EXERCISE PROMPT:
Return all lines of the records that contain the word "JSON".

[Records from a collection]
Content starts
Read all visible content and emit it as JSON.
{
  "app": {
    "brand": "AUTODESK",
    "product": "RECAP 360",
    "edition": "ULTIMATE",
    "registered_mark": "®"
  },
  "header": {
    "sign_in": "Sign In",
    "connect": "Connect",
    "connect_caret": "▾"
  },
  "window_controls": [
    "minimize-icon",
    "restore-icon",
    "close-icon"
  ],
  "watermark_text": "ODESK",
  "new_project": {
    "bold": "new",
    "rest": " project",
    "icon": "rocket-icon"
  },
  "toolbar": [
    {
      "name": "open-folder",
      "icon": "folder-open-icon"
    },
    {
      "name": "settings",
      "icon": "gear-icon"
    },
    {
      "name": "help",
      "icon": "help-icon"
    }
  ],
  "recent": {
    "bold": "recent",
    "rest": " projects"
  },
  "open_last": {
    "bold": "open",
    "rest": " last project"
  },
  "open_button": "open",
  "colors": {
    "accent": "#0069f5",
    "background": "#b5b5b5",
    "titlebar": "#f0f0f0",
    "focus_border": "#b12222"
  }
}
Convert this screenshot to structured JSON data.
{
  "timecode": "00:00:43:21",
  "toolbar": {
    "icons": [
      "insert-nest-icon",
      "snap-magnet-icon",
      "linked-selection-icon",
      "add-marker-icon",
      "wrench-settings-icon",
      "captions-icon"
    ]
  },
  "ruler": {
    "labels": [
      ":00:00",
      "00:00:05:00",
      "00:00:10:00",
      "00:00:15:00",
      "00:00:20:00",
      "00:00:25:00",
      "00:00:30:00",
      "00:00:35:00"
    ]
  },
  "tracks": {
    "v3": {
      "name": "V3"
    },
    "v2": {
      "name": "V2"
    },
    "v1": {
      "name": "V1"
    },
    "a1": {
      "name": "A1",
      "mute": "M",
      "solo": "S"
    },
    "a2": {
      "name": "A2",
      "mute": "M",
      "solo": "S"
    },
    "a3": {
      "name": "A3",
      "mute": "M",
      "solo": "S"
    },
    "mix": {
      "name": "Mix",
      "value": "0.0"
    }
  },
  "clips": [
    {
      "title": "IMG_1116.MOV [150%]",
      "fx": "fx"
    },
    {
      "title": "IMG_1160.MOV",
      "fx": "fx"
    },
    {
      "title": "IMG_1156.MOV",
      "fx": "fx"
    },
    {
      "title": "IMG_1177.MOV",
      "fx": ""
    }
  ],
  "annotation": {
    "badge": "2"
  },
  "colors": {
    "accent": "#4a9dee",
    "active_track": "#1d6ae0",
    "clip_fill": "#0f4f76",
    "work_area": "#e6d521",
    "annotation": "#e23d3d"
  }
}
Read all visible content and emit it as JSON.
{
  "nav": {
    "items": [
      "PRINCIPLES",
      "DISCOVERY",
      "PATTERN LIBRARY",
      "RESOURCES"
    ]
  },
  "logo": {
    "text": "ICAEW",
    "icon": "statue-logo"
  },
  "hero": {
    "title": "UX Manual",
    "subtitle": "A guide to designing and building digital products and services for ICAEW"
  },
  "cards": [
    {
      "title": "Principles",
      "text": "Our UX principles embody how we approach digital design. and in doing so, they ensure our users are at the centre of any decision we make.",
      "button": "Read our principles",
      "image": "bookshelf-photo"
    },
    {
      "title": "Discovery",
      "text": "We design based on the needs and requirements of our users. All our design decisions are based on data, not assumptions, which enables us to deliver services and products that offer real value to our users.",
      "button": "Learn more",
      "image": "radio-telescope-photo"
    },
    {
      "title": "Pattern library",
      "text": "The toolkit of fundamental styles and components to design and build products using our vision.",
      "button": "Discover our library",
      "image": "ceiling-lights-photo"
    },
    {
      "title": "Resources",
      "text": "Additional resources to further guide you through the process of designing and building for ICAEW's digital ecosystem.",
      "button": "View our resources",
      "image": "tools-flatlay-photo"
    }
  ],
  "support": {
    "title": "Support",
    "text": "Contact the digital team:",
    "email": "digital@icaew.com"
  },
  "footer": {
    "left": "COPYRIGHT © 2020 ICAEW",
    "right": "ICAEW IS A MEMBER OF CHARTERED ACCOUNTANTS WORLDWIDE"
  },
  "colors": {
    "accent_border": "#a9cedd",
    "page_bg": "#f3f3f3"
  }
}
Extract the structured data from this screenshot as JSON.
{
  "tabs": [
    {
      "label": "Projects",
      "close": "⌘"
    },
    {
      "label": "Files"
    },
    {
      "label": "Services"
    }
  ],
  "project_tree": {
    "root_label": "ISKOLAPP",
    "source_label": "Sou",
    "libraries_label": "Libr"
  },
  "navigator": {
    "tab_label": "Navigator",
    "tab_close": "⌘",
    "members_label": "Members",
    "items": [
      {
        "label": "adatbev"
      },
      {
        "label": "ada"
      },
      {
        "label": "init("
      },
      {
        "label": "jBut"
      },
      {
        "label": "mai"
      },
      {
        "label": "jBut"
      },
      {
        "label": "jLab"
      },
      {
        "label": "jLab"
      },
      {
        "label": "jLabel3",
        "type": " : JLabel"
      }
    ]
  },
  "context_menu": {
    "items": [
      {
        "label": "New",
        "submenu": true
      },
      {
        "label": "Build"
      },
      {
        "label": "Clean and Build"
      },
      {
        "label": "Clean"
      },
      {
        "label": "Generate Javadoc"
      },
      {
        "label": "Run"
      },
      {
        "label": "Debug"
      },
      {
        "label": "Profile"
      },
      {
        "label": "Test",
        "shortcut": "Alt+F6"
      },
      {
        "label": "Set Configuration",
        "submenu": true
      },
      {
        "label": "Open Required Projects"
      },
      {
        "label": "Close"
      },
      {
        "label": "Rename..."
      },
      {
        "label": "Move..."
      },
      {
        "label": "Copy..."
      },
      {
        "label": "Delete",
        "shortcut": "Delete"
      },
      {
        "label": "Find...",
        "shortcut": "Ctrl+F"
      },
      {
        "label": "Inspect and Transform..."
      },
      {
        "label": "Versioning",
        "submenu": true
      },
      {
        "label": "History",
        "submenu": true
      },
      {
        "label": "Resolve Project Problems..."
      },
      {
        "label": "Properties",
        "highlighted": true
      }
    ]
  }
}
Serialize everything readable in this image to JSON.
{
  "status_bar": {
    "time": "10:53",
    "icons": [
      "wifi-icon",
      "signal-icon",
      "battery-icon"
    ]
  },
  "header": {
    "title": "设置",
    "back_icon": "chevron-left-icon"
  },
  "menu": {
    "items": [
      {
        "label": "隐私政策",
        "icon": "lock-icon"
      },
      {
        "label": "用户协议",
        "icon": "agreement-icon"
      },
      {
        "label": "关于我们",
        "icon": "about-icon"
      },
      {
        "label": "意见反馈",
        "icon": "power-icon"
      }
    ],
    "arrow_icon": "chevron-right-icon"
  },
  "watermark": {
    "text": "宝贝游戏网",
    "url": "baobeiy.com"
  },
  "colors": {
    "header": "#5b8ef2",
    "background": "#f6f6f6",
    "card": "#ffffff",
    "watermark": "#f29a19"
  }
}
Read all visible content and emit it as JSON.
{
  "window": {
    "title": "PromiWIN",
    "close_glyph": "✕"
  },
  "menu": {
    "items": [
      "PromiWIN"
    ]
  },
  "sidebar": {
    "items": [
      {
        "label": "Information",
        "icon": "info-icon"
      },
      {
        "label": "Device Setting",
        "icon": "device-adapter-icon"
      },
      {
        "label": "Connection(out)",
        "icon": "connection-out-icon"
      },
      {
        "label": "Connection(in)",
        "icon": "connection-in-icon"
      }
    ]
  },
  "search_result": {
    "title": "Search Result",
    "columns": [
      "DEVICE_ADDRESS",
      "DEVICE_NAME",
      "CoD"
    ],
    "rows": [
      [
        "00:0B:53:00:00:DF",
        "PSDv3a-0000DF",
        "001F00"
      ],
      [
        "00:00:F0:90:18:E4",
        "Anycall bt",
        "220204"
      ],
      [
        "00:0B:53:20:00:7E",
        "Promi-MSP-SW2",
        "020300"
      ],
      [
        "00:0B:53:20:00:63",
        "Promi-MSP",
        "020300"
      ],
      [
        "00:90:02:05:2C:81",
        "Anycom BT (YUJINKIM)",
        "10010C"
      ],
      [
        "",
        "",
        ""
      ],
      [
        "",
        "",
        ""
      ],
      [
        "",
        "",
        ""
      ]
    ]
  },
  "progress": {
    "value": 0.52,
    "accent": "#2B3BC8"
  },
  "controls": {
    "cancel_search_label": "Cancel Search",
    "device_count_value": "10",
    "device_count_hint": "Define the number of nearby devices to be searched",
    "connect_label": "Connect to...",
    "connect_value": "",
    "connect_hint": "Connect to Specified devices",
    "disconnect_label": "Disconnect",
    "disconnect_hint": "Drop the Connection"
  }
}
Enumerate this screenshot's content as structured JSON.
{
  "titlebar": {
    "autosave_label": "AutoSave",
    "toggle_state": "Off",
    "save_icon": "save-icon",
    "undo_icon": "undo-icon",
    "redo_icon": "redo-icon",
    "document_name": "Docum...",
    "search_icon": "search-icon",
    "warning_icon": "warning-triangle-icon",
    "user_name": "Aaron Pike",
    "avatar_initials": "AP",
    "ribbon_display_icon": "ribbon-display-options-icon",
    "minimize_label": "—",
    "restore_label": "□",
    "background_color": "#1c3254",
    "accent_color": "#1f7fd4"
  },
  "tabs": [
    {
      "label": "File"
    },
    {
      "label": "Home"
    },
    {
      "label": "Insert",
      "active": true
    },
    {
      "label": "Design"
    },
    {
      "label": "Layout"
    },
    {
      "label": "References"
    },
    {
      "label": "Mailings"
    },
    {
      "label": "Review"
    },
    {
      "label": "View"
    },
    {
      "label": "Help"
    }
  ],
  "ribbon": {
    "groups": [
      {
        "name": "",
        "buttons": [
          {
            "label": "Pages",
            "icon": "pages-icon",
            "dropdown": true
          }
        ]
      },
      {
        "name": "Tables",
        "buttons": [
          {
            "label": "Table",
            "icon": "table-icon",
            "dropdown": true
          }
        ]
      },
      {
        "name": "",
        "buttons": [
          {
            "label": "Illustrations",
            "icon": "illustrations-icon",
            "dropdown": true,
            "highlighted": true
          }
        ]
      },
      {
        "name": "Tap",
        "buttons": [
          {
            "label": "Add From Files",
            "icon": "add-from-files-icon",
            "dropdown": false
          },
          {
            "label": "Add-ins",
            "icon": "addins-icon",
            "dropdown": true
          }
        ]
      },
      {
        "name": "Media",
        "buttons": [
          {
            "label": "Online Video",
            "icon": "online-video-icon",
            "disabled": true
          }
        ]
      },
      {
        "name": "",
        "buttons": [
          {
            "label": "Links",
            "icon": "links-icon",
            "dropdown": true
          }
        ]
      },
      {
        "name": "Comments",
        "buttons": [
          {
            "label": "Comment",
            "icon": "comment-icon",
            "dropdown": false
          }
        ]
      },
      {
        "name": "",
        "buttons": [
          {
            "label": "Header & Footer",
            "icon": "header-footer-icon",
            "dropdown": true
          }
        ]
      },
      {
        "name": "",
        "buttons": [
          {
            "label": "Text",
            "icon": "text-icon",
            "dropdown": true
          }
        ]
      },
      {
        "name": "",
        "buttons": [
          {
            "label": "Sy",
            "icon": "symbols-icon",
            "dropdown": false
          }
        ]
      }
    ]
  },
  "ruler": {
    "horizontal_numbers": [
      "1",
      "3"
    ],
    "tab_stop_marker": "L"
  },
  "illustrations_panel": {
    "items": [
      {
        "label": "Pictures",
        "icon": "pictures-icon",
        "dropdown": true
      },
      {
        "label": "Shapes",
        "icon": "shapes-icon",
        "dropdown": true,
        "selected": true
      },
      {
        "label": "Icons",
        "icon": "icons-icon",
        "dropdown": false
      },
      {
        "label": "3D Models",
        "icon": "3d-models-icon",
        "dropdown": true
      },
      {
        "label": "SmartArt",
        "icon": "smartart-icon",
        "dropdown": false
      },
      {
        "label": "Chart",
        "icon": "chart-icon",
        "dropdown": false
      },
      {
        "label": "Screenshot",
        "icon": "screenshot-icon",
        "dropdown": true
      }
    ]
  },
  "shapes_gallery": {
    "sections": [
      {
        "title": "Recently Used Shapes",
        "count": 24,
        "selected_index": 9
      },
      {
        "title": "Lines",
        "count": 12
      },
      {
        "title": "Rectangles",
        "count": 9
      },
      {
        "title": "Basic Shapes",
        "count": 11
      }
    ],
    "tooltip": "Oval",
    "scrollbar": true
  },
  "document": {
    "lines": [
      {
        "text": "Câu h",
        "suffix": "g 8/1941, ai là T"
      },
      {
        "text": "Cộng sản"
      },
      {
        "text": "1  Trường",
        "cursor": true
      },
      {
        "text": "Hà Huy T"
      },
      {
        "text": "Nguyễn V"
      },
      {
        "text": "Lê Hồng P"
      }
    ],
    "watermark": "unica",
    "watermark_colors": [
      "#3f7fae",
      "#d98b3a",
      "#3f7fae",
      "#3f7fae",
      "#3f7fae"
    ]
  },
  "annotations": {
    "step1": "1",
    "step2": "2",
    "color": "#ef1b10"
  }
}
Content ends
RESPONSE:
Read all visible content and emit it as JSON.
Convert this screenshot to structured JSON data.
Read all visible content and emit it as JSON.
Extract the structured data from this screenshot as JSON.
Serialize everything readable in this image to JSON.
Read all visible content and emit it as JSON.
Enumerate this screenshot's content as structured JSON.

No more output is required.